Steps to Writing Headlines That Attract Attention
1) Spend Time On It
The headline is the heartbeat of an advertisement. It is going to draw the attention you need in order to make sales. According to John Caples in “Tested Advertising Methods” the copy can be a pretty simple task with the help of a good headline. If you have a great headline your copy can be less than fabulous, however without a good headline even award-winning copy is worthless. Caples explains, “If the headline doesn’t stop people, the copy might as well be written in Greek.” As discussed in the Newsletter it is important to take your time with the headline and make sure that it is your best possible choice. Spend time thinking about your product or service, what stands out? The answer is probably your key selling point and possibly a great headline.
2) It’s All About Them
Headlines that highlight benefits to the readers are generally the best options. These types of headlines are based on what your product or service can do for consumers. Who do you know that isn’t interested in benefiting themselves? It is our nature to be on the lookout for what will simplify our lives. What does your product do that is going to make my life easier? How are you going to save me a bunch of money? These are the types of things that are going to get people interested, and the types of facts that you want to lead with.
3) Spark Curiosity (With Caution)
A curiosity headline will entice readers to read on. As mentioned in the Newsletter, curiosity headlines rarely work on curiosity alone. For example, a headline advertising life insurance read, “Is Worry Robbing You of the Good Things of Life?” This headline was written to spark a reader’s curiosity; however, a reader has no hint as to what to expect in the body of the ad. This headline is much too vague. What if the writer would have added self-interest to the headline, and would have come up with something like, “How Our Life Insurance Can Get You Back to Enjoying the Good Things in Life.” This headline sparks curiosity, but at the same time offers a benefit to readers. Make sure that your headlines intended to spark curiosity have a point.
4) People Like Quick & Easy
Generally, people want things now and with little work. This is why headlines that offer “Quick and Easy” solutions to life’s problems are generally successful.
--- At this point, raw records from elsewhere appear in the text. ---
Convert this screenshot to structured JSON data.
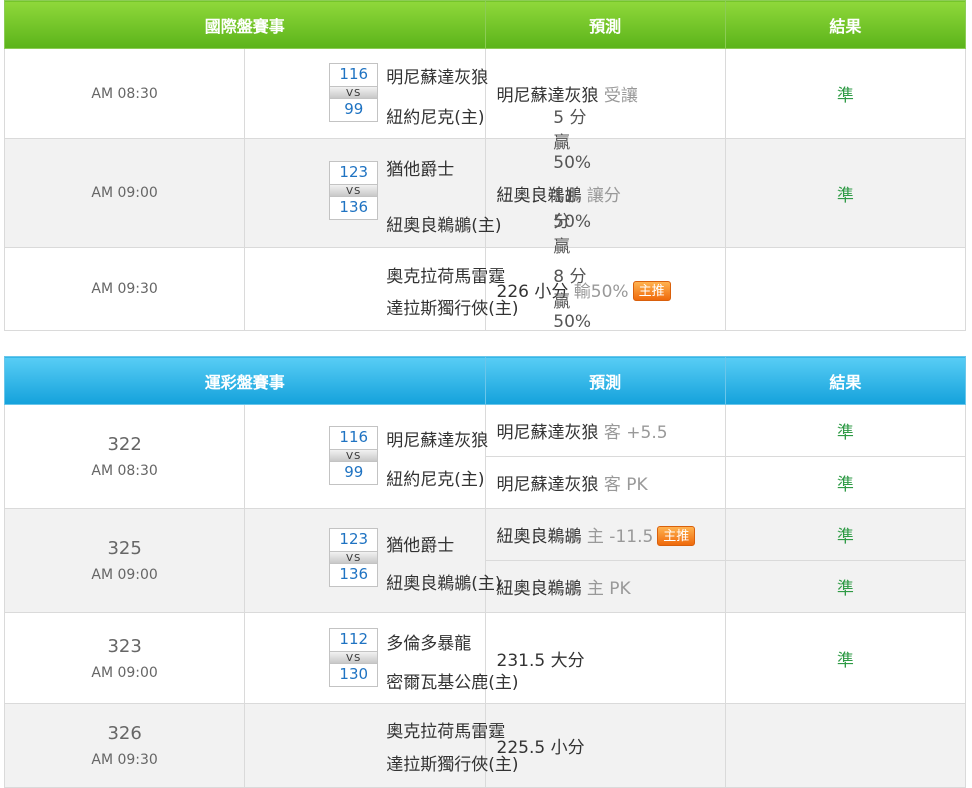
{
  "intl": {
    "header": {
      "title": "國際盤賽事",
      "pred": "預測",
      "result": "結果"
    },
    "rows": [
      {
        "time": "AM 08:30",
        "score_away": "116",
        "score_home": "99",
        "vs": "VS",
        "away": "明尼蘇達灰狼",
        "home": "紐約尼克(主)",
        "handicap_1": "5 分贏50%",
        "handicap_2": "",
        "pred_team": "明尼蘇達灰狼",
        "pred_note": "受讓",
        "badge": "",
        "result": "準"
      },
      {
        "time": "AM 09:00",
        "score_away": "123",
        "score_home": "136",
        "vs": "VS",
        "away": "猶他爵士",
        "home": "紐奧良鵜鶘(主)",
        "handicap_1": "11 分贏",
        "handicap_2": "50%",
        "pred_team": "紐奧良鵜鶘",
        "pred_note": "讓分",
        "badge": "",
        "result": "準"
      },
      {
        "time": "AM 09:30",
        "away": "奧克拉荷馬雷霆",
        "home": "達拉斯獨行俠(主)",
        "handicap_1": "8 分贏50%",
        "pred_team": "226 小分",
        "pred_note": "輸50%",
        "badge": "主推",
        "result": ""
      }
    ]
  },
  "sports": {
    "header": {
      "title": "運彩盤賽事",
      "pred": "預測",
      "result": "結果"
    },
    "games": [
      {
        "no": "322",
        "time": "AM 08:30",
        "score_away": "116",
        "score_home": "99",
        "vs": "VS",
        "away": "明尼蘇達灰狼",
        "home": "紐約尼克(主)",
        "preds": [
          {
            "team": "明尼蘇達灰狼",
            "note": "客 +5.5",
            "badge": "",
            "result": "準"
          },
          {
            "team": "明尼蘇達灰狼",
            "note": "客 PK",
            "badge": "",
            "result": "準"
          }
        ]
      },
      {
        "no": "325",
        "time": "AM 09:00",
        "score_away": "123",
        "score_home": "136",
        "vs": "VS",
        "away": "猶他爵士",
        "home": "紐奧良鵜鶘(主)",
        "preds": [
          {
            "team": "紐奧良鵜鶘",
            "note": "主 -11.5",
            "badge": "主推",
            "result": "準"
          },
          {
            "team": "紐奧良鵜鶘",
            "note": "主 PK",
            "badge": "",
            "result": "準"
          }
        ]
      },
      {
        "no": "323",
        "time": "AM 09:00",
        "score_away": "112",
        "score_home": "130",
        "vs": "VS",
        "away": "多倫多暴龍",
        "home": "密爾瓦基公鹿(主)",
        "preds": [
          {
            "team": "231.5 大分",
            "note": "",
            "badge": "",
            "result": "準"
          }
        ]
      },
      {
        "no": "326",
        "time": "AM 09:30",
        "away": "奧克拉荷馬雷霆",
        "home": "達拉斯獨行俠(主)",
        "preds": [
          {
            "team": "225.5 小分",
            "note": "",
            "badge": "",
            "result": ""
          }
        ]
      }
    ]
  }
}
Adding “Quick and Easy” language to self-interest headlines are generally a recipe for success. For example, “How I Improved my Memory in One Evening.” Notice that this headline offers a benefit, improved memory, and also offers it quickly, in one evening. Also, note the specifics. This headline doesn’t just say “How I Improved my Memory Quickly” it gives a specific time period. Try to be specific when telling readers that something is quick and/or easy. How quick? How easy?
5) Get to Your Point
Unfortunately, few, if any people will actually take the time to read each and every newspaper ad in its entirety. That is why it is important to get to your point in the headline. If you spark curiosity, explain consumers benefits, and describe how quick and easy your product is, that is great! However, if you fail to mention what it is you are selling, your ad is a waste. The example, “Is Worry Robbing You of the Good Things of Life?” has no point, therefore does not invite people to continue passed the headline. Make sure that you give your potential clients a reason to keep reading.